▸ **Exercise**: Set down every line below, word for word.

[Dataset rows for apps and sites]
########################################

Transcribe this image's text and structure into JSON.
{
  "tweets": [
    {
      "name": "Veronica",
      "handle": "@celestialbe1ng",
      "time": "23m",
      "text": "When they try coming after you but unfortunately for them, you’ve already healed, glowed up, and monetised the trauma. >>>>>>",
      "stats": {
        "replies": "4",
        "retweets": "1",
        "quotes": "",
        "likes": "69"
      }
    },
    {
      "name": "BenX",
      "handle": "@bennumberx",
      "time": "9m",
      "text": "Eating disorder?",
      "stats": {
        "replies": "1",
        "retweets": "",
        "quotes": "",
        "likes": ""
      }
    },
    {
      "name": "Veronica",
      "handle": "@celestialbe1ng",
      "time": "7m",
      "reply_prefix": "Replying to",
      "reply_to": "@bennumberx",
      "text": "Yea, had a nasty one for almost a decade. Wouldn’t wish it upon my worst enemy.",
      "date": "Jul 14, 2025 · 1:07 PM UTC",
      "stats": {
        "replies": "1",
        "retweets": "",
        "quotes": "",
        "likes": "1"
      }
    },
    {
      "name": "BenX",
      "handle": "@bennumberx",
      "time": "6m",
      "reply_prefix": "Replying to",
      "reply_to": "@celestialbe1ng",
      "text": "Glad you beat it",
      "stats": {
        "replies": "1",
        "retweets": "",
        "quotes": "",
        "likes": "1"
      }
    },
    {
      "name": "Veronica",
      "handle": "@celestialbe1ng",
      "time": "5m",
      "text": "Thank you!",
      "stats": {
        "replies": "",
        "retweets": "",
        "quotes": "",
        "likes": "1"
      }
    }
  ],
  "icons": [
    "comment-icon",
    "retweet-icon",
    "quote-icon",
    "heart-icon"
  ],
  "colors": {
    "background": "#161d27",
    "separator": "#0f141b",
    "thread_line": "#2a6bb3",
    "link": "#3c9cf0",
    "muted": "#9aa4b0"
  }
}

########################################

▸ **Answer to this exercise**:
Transcribe this image's text and structure into JSON.
{
  "tweets": [
    {
      "name": "Veronica",
      "handle": "@celestialbe1ng",
      "time": "23m",
      "text": "When they try coming after you but unfortunately for them, you’ve already healed, glowed up, and monetised the trauma. >>>>>>",
      "stats": {
        "replies": "4",
        "retweets": "1",
        "quotes": "",
        "likes": "69"
      }
    },
    {
      "name": "BenX",
      "handle": "@bennumberx",
      "time": "9m",
      "text": "Eating disorder?",
      "stats": {
        "replies": "1",
        "retweets": "",
        "quotes": "",
        "likes": ""
      }
    },
    {
      "name": "Veronica",
      "handle": "@celestialbe1ng",
      "time": "7m",
      "reply_prefix": "Replying to",
      "reply_to": "@bennumberx",
      "text": "Yea, had a nasty one for almost a decade. Wouldn’t wish it upon my worst enemy.",
      "date": "Jul 14, 2025 · 1:07 PM UTC",
      "stats": {
        "replies": "1",
        "retweets": "",
        "quotes": "",
        "likes": "1"
      }
    },
    {
      "name": "BenX",
      "handle": "@bennumberx",
      "time": "6m",
      "reply_prefix": "Replying to",
      "reply_to": "@celestialbe1ng",
      "text": "Glad you beat it",
      "stats": {
        "replies": "1",
        "retweets": "",
        "quotes": "",
        "likes": "1"
      }
    },
    {
      "name": "Veronica",
      "handle": "@celestialbe1ng",
      "time": "5m",
      "text": "Thank you!",
      "stats": {
        "replies": "",
        "retweets": "",
        "quotes": "",
        "likes": "1"
      }
    }
  ],
  "icons": [
    "comment-icon",
    "retweet-icon",
    "quote-icon",
    "heart-icon"
  ],
  "colors": {
    "background": "#161d27",
    "separator": "#0f141b",
    "thread_line": "#2a6bb3",
    "link": "#3c9cf0",
    "muted": "#9aa4b0"
  }
}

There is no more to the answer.